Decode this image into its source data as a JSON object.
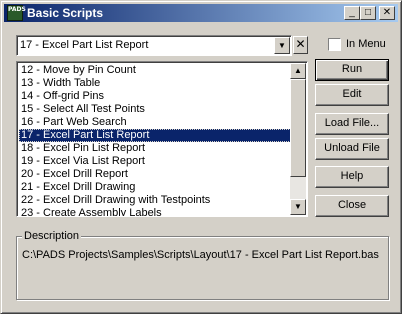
{
  "window": {
    "title": "Basic Scripts",
    "icon_text": "PADS",
    "minimize_glyph": "_",
    "maximize_glyph": "□",
    "close_glyph": "✕"
  },
  "script_select": {
    "value": "17 - Excel Part List Report",
    "arrow": "▼",
    "clear_glyph": "✕"
  },
  "in_menu": {
    "label": "In Menu",
    "checked": false
  },
  "script_list": {
    "items": [
      "12 - Move by Pin Count",
      "13 - Width Table",
      "14 - Off-grid Pins",
      "15 - Select All Test Points",
      "16 - Part Web Search",
      "17 - Excel Part List Report",
      "18 - Excel Pin List Report",
      "19 - Excel Via List Report",
      "20 - Excel Drill Report",
      "21 - Excel Drill Drawing",
      "22 - Excel Drill Drawing with Testpoints",
      "23 - Create Assembly Labels"
    ],
    "selected_index": 5,
    "scroll_up": "▲",
    "scroll_down": "▼"
  },
  "buttons": {
    "run": {
      "mnemonic": "R",
      "rest": "un"
    },
    "edit": {
      "mnemonic": "E",
      "rest": "dit"
    },
    "load": {
      "mnemonic": "L",
      "rest": "oad File..."
    },
    "unload": {
      "mnemonic": "U",
      "rest": "nload File"
    },
    "help": {
      "mnemonic": "H",
      "rest": "elp"
    },
    "close": {
      "label": "Close"
    }
  },
  "description": {
    "title": "Description",
    "text": "C:\\PADS Projects\\Samples\\Scripts\\Layout\\17 - Excel Part List Report.bas"
  }
}
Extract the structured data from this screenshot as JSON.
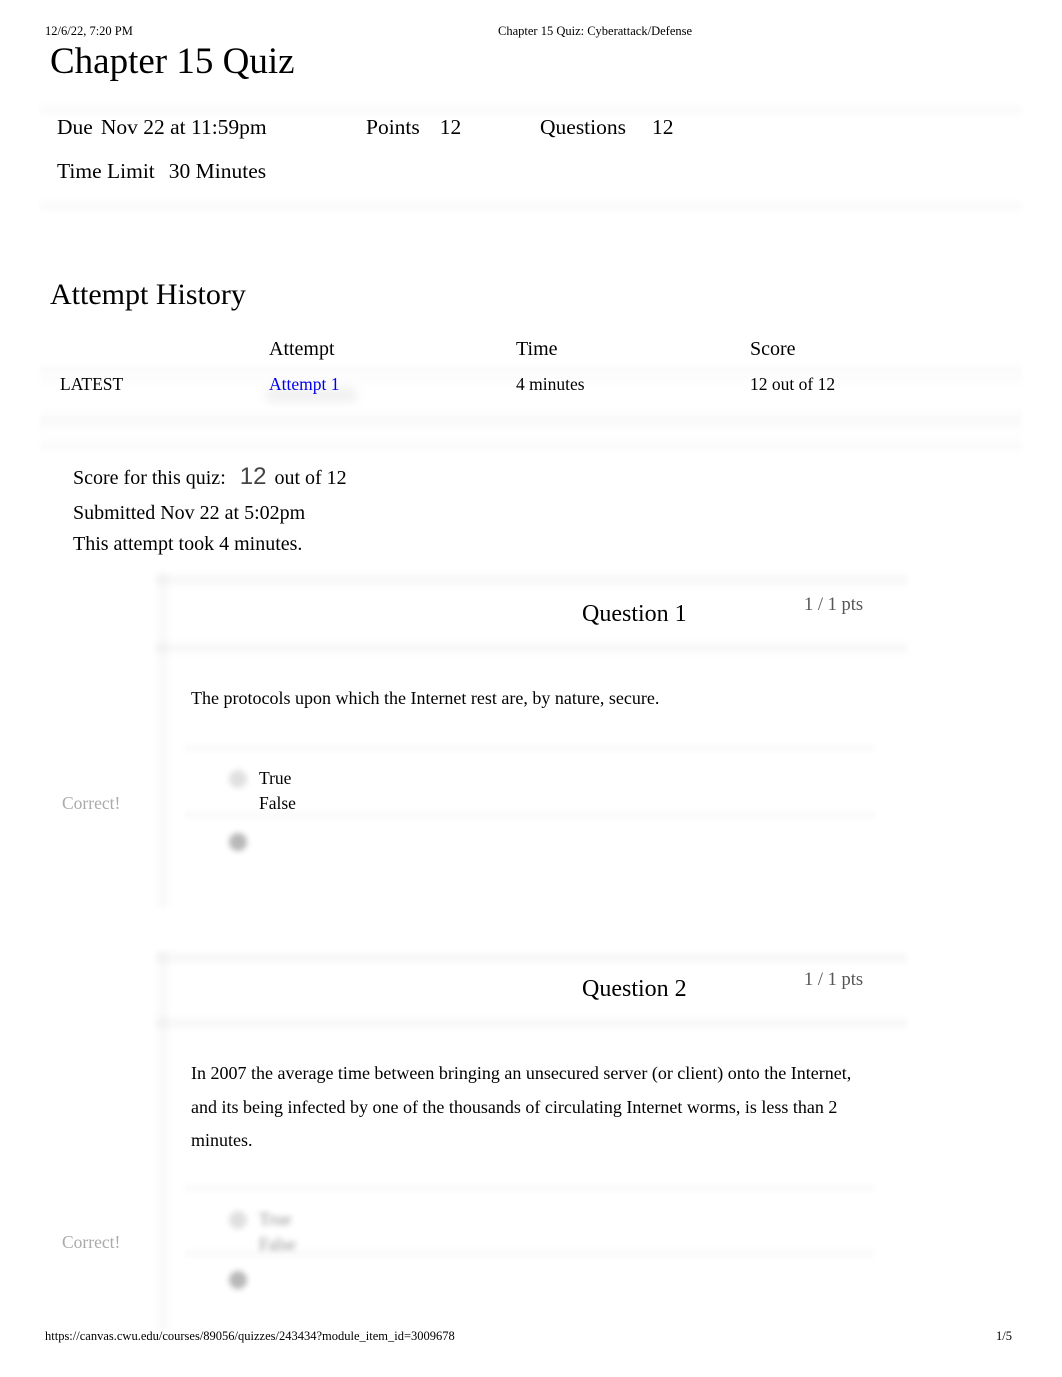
{
  "print_header": {
    "datetime": "12/6/22, 7:20 PM",
    "document_title": "Chapter 15 Quiz: Cyberattack/Defense"
  },
  "print_footer": {
    "url": "https://canvas.cwu.edu/courses/89056/quizzes/243434?module_item_id=3009678",
    "page": "1/5"
  },
  "quiz": {
    "title": "Chapter 15 Quiz",
    "meta": {
      "due_label": "Due",
      "due_value": "Nov 22 at 11:59pm",
      "points_label": "Points",
      "points_value": "12",
      "questions_label": "Questions",
      "questions_value": "12",
      "time_limit_label": "Time Limit",
      "time_limit_value": "30 Minutes"
    }
  },
  "attempt_history": {
    "title": "Attempt History",
    "columns": [
      "",
      "Attempt",
      "Time",
      "Score"
    ],
    "rows": [
      {
        "tag": "LATEST",
        "attempt": "Attempt 1",
        "time": "4 minutes",
        "score": "12 out of 12"
      }
    ]
  },
  "score_summary": {
    "label": "Score for this quiz:",
    "score": "12",
    "out_of": "out of 12",
    "submitted": "Submitted Nov 22 at 5:02pm",
    "duration": "This attempt took 4 minutes."
  },
  "questions": [
    {
      "title": "Question 1",
      "points": "1 / 1 pts",
      "text": "The protocols upon which the Internet rest are, by nature, secure.",
      "answers": [
        "True",
        "False"
      ],
      "selected_index": 1,
      "result": "Correct!"
    },
    {
      "title": "Question 2",
      "points": "1 / 1 pts",
      "text": "In 2007 the average time between bringing an unsecured server (or client) onto the Internet, and its being infected by one of the thousands of circulating Internet worms, is less than 2 minutes.",
      "answers": [
        "True",
        "False"
      ],
      "selected_index": 0,
      "result": "Correct!"
    }
  ],
  "colors": {
    "link": "#0000ee",
    "muted_text": "#aaaaaa",
    "points_text": "#555555"
  }
}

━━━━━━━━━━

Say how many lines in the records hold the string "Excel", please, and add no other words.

8